= WORK INSTRUCTION =
The full listing should be set down again without a single alteration.

···

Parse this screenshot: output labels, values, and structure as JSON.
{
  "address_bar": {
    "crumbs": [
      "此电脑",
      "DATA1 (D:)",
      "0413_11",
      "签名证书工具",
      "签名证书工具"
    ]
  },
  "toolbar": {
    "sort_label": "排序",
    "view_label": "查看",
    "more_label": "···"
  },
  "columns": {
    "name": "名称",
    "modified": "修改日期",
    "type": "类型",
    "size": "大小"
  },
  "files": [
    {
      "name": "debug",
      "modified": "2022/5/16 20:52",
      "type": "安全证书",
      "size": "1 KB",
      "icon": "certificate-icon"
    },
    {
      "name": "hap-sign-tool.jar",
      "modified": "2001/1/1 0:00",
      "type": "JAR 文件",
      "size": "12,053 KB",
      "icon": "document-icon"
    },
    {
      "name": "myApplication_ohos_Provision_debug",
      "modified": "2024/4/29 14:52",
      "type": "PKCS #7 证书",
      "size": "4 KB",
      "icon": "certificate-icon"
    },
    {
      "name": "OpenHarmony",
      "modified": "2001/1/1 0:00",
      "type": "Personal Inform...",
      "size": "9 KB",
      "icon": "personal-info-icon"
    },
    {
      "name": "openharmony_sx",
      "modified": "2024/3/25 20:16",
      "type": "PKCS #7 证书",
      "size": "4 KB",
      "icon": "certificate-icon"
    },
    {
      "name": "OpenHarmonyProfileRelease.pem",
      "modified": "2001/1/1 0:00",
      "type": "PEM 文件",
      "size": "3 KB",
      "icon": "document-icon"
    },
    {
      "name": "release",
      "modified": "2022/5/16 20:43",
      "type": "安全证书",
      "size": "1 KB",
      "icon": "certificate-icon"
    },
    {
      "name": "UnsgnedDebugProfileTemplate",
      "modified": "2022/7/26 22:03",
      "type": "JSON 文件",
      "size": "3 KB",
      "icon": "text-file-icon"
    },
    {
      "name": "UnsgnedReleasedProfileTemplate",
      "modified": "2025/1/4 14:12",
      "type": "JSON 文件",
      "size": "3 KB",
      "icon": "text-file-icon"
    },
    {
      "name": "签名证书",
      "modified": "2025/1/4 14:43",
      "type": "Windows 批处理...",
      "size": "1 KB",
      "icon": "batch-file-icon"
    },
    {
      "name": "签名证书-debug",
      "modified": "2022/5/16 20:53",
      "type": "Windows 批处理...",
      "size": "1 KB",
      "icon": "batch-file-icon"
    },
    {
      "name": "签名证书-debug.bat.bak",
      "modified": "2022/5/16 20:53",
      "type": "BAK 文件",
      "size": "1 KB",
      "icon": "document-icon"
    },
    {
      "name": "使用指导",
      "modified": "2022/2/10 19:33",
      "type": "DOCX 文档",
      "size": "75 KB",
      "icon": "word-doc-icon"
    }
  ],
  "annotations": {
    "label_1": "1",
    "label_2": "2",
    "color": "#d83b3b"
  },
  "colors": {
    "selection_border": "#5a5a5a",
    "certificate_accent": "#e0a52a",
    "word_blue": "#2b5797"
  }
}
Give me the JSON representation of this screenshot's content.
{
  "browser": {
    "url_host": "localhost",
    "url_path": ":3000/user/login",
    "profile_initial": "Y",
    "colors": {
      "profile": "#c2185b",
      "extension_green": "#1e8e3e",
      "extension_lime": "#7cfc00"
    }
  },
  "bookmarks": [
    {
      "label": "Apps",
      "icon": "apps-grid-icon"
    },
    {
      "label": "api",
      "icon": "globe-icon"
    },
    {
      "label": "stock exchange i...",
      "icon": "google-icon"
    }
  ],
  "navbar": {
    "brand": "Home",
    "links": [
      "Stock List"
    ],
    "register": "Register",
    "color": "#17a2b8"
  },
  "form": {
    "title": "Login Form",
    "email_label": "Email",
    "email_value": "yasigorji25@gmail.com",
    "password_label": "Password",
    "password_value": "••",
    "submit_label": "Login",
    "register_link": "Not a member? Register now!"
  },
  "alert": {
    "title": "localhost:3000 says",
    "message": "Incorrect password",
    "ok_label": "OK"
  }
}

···

= TASK RESULT =
Parse this screenshot: output labels, values, and structure as JSON.
{
  "address_bar": {
    "crumbs": [
      "此电脑",
      "DATA1 (D:)",
      "0413_11",
      "签名证书工具",
      "签名证书工具"
    ]
  },
  "toolbar": {
    "sort_label": "排序",
    "view_label": "查看",
    "more_label": "···"
  },
  "columns": {
    "name": "名称",
    "modified": "修改日期",
    "type": "类型",
    "size": "大小"
  },
  "files": [
    {
      "name": "debug",
      "modified": "2022/5/16 20:52",
      "type": "安全证书",
      "size": "1 KB",
      "icon": "certificate-icon"
    },
    {
      "name": "hap-sign-tool.jar",
      "modified": "2001/1/1 0:00",
      "type": "JAR 文件",
      "size": "12,053 KB",
      "icon": "document-icon"
    },
    {
      "name": "myApplication_ohos_Provision_debug",
      "modified": "2024/4/29 14:52",
      "type": "PKCS #7 证书",
      "size": "4 KB",
      "icon": "certificate-icon"
    },
    {
      "name": "OpenHarmony",
      "modified": "2001/1/1 0:00",
      "type": "Personal Inform...",
      "size": "9 KB",
      "icon": "personal-info-icon"
    },
    {
      "name": "openharmony_sx",
      "modified": "2024/3/25 20:16",
      "type": "PKCS #7 证书",
      "size": "4 KB",
      "icon": "certificate-icon"
    },
    {
      "name": "OpenHarmonyProfileRelease.pem",
      "modified": "2001/1/1 0:00",
      "type": "PEM 文件",
      "size": "3 KB",
      "icon": "document-icon"
    },
    {
      "name": "release",
      "modified": "2022/5/16 20:43",
      "type": "安全证书",
      "size": "1 KB",
      "icon": "certificate-icon"
    },
    {
      "name": "UnsgnedDebugProfileTemplate",
      "modified": "2022/7/26 22:03",
      "type": "JSON 文件",
      "size": "3 KB",
      "icon": "text-file-icon"
    },
    {
      "name": "UnsgnedReleasedProfileTemplate",
      "modified": "2025/1/4 14:12",
      "type": "JSON 文件",
      "size": "3 KB",
      "icon": "text-file-icon"
    },
    {
      "name": "签名证书",
      "modified": "2025/1/4 14:43",
      "type": "Windows 批处理...",
      "size": "1 KB",
      "icon": "batch-file-icon"
    },
    {
      "name": "签名证书-debug",
      "modified": "2022/5/16 20:53",
      "type": "Windows 批处理...",
      "size": "1 KB",
      "icon": "batch-file-icon"
    },
    {
      "name": "签名证书-debug.bat.bak",
      "modified": "2022/5/16 20:53",
      "type": "BAK 文件",
      "size": "1 KB",
      "icon": "document-icon"
    },
    {
      "name": "使用指导",
      "modified": "2022/2/10 19:33",
      "type": "DOCX 文档",
      "size": "75 KB",
      "icon": "word-doc-icon"
    }
  ],
  "annotations": {
    "label_1": "1",
    "label_2": "2",
    "color": "#d83b3b"
  },
  "colors": {
    "selection_border": "#5a5a5a",
    "certificate_accent": "#e0a52a",
    "word_blue": "#2b5797"
  }
}
Give me the JSON representation of this screenshot's content.
{
  "browser": {
    "url_host": "localhost",
    "url_path": ":3000/user/login",
    "profile_initial": "Y",
    "colors": {
      "profile": "#c2185b",
      "extension_green": "#1e8e3e",
      "extension_lime": "#7cfc00"
    }
  },
  "bookmarks": [
    {
      "label": "Apps",
      "icon": "apps-grid-icon"
    },
    {
      "label": "api",
      "icon": "globe-icon"
    },
    {
      "label": "stock exchange i...",
      "icon": "google-icon"
    }
  ],
  "navbar": {
    "brand": "Home",
    "links": [
      "Stock List"
    ],
    "register": "Register",
    "color": "#17a2b8"
  },
  "form": {
    "title": "Login Form",
    "email_label": "Email",
    "email_value": "yasigorji25@gmail.com",
    "password_label": "Password",
    "password_value": "••",
    "submit_label": "Login",
    "register_link": "Not a member? Register now!"
  },
  "alert": {
    "title": "localhost:3000 says",
    "message": "Incorrect password",
    "ok_label": "OK"
  }
}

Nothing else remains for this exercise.